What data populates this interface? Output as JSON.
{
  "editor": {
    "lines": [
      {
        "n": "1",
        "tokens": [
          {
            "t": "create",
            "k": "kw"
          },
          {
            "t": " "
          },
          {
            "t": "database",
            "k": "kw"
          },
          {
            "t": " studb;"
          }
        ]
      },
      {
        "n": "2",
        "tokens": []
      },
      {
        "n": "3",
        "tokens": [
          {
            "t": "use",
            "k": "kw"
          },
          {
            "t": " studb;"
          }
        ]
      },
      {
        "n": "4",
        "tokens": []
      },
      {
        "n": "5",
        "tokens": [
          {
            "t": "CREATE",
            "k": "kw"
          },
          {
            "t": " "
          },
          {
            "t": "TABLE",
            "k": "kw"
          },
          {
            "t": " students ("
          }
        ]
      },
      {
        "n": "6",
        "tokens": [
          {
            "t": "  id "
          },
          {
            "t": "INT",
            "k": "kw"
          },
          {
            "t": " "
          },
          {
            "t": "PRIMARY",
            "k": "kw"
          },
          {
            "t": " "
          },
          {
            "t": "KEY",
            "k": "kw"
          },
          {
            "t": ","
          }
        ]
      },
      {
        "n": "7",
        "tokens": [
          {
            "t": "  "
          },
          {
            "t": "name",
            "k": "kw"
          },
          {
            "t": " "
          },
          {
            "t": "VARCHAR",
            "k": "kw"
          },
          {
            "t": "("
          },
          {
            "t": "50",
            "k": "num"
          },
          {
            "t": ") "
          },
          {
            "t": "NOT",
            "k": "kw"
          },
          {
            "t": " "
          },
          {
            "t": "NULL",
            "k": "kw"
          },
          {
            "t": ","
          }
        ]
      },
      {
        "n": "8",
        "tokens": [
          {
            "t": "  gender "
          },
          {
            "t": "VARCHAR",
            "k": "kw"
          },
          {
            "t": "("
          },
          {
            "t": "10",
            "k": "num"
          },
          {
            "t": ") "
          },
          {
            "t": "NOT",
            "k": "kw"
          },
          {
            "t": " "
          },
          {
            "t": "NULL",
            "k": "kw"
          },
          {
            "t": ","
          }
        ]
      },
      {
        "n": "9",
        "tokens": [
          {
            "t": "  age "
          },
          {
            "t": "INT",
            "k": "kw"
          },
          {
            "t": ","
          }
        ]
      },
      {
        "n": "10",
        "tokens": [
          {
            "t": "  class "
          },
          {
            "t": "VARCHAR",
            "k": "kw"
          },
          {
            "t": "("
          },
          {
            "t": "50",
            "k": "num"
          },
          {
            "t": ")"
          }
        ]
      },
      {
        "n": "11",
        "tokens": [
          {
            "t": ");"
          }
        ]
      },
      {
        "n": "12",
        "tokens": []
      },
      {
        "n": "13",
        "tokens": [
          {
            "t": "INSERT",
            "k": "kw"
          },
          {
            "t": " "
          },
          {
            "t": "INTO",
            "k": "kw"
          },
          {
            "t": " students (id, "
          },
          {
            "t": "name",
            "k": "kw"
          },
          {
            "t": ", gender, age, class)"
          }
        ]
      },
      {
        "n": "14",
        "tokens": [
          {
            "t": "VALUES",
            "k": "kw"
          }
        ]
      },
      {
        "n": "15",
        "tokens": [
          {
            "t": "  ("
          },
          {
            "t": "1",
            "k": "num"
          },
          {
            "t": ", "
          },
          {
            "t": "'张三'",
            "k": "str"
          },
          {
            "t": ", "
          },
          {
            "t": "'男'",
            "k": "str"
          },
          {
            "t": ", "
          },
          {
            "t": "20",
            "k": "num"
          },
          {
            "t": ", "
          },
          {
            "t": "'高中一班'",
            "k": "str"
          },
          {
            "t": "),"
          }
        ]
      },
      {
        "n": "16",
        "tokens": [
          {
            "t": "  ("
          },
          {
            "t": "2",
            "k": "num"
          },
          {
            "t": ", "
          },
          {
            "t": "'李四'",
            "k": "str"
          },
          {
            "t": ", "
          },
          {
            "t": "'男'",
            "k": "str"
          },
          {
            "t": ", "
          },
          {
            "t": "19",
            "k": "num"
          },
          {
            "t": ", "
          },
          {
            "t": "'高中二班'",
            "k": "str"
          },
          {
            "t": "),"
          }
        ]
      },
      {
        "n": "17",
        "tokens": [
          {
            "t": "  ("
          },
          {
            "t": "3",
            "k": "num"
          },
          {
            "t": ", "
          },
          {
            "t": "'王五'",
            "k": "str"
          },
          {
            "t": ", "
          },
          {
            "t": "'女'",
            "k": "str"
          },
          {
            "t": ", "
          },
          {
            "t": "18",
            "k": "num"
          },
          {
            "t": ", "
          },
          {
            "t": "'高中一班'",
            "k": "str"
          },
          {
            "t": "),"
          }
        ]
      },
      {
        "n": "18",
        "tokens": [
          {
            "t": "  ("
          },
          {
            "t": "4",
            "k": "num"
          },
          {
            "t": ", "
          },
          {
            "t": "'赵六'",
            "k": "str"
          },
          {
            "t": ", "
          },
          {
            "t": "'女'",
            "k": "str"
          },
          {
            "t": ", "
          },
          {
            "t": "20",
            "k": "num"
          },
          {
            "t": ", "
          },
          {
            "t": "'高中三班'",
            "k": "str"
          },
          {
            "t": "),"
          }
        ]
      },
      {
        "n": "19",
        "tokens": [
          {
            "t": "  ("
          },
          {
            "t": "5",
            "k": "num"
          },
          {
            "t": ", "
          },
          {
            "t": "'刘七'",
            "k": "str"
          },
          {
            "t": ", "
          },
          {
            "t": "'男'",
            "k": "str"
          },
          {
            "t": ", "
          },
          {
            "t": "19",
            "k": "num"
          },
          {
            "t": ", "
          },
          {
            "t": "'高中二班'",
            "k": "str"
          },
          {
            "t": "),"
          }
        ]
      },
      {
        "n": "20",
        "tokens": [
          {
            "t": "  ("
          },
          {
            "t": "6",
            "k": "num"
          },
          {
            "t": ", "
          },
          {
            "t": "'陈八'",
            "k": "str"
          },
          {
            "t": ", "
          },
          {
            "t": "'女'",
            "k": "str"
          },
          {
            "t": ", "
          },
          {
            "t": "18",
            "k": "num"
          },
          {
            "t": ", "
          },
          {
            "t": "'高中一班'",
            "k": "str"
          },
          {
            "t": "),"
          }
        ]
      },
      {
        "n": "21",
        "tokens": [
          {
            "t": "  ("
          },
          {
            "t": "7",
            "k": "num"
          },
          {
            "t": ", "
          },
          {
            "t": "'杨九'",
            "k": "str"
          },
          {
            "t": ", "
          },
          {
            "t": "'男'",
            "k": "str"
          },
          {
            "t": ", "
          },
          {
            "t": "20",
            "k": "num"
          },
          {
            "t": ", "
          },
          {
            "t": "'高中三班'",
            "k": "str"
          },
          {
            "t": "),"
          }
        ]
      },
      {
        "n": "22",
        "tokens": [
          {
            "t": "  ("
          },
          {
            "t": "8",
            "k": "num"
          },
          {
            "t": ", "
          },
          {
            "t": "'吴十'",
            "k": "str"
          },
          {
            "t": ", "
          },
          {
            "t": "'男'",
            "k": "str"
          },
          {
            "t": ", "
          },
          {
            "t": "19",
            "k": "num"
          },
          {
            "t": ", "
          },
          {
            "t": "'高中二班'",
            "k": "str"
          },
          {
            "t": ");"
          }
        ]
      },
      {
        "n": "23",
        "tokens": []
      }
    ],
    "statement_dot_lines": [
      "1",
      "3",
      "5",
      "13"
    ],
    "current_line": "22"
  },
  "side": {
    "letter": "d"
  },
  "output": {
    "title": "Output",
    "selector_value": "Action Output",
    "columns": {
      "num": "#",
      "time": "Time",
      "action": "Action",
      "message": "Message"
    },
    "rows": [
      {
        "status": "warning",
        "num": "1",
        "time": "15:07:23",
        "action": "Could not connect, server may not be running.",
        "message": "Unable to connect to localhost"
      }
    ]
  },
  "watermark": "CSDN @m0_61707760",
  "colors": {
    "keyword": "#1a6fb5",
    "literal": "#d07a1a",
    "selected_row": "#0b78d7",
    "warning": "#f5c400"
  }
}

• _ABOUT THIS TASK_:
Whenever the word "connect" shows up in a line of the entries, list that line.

• _RESPONSE TO THIS EXERCISE_:
        "action": "Could not connect, server may not be running.",
        "message": "Unable to connect to localhost"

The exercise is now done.